|Abstract||The purpose of this paper is twofold: (i) we argue that the structure of commonsense knowledge must be discovered, rather than invented; and (ii) we argue that natural language, which is the best known theory of our (shared) commonsense knowledge, should itself be used as a guide to discovering the structure of commonsense knowledge. In addition to suggesting a systematic method to the discovery of the structure of commonsense knowledge, the method we propose seems to also provide an explanation for a number of phenomena in natural language, such as metaphor, intensionality, and the semantics of nominal compounds. Admittedly, our ultimate goal is quite ambitious, and it is no less than the systematic ‘discovery’ of a well-typed ontology of commonsense knowledge, and the subsequent formulation of the longawaited goal of a meaning algebra.|
|Keywords||No keywords specified (fix it)|
|Categories||No categories specified (fix it)|
|Through your library||Only published papers are available at libraries|
Similar books and articles
Howard Sankey (forthcoming). Science, Common Sense and Reality. In J. E. Ford (ed.), The Ontic Return: The Current Epochal Shift from Meaning to Being. Palgrave Macmillan.
Robert J. Matthews (2006). Could Competent Speakers Really Be Ignorant of Their Language? Croatian Journal of Philosophy 6 (3):457-467.
Rinke Hoekstra & Joost Breuker (2007). Commonsense Causal Explanation in a Legal Domain. Artificial Intelligence and Law 15 (3):281-299.
Henk Bij de Weg (2001). The Commonsense Conception and its Relation to Scientific Theory.

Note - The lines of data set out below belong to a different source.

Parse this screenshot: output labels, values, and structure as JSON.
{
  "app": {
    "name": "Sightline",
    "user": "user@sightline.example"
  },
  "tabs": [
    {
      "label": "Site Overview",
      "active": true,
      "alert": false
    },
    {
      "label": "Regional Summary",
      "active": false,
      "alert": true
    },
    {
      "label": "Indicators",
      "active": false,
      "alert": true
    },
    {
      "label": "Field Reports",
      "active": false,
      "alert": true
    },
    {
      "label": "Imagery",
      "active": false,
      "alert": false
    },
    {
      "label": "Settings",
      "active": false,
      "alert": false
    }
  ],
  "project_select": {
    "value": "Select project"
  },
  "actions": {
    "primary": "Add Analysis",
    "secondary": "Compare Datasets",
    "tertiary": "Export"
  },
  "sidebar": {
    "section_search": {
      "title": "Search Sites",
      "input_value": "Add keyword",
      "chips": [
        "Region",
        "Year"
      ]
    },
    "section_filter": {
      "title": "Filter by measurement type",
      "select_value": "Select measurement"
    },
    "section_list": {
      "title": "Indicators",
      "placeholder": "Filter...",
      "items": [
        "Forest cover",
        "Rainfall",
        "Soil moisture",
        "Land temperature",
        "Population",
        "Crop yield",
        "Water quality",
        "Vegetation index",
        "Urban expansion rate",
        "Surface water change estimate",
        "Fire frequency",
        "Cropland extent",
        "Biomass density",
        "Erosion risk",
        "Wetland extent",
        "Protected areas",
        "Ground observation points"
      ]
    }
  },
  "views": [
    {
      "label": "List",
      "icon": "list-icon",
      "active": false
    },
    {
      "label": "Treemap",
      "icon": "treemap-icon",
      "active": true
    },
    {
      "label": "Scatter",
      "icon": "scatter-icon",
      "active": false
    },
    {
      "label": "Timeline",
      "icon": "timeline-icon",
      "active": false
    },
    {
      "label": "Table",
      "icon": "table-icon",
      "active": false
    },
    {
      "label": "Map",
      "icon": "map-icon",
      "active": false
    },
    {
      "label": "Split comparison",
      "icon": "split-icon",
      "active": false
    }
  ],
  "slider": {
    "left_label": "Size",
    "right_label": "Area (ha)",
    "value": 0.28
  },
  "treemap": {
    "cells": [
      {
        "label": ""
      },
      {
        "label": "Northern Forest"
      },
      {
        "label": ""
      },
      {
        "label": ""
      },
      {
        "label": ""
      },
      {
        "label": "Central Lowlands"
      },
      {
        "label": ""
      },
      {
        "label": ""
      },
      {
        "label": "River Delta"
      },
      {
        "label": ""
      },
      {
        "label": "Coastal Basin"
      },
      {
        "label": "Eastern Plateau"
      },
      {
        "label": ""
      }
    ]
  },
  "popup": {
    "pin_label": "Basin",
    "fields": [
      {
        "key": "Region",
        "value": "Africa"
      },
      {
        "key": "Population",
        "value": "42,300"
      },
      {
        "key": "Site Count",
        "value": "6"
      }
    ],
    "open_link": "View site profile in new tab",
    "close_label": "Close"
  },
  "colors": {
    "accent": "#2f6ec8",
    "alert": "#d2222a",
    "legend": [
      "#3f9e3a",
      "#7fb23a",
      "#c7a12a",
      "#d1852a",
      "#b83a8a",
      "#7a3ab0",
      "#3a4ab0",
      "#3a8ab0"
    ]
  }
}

Philosophical Explorations 4 (1):17 – 30.
Martin Davies (1991). Concepts, Connectionism, and the Language of Thought. In W Ramsey, Stephen P. Stich & D. Rumelhart (eds.), Philosophy and Connectionist Theory. Hillsdale, NJ: Lawrence Erlbaum Associates.
Bertrand Russell (1995). An Inquiry Into Meaning and Truth: The William James Lectures for 1940 Delivered at Harvard University. Routledge.
Karl R. Popper (1979). Objective Knowledge: An Evolutionary Approach. Oxford University Press.
Walid S. Saba & Jean-Pierre Corriveau (2001). Plausible Reasoning and the Resolution of Quantifier Scope Ambiguities. Studia Logica 67 (2):271-289.
Added to index2009-01-28
Total downloads15 ( #79,694 of 556,837 )
Recent downloads (6 months)1 ( #64,847 of 556,837 )
How can I increase my downloads?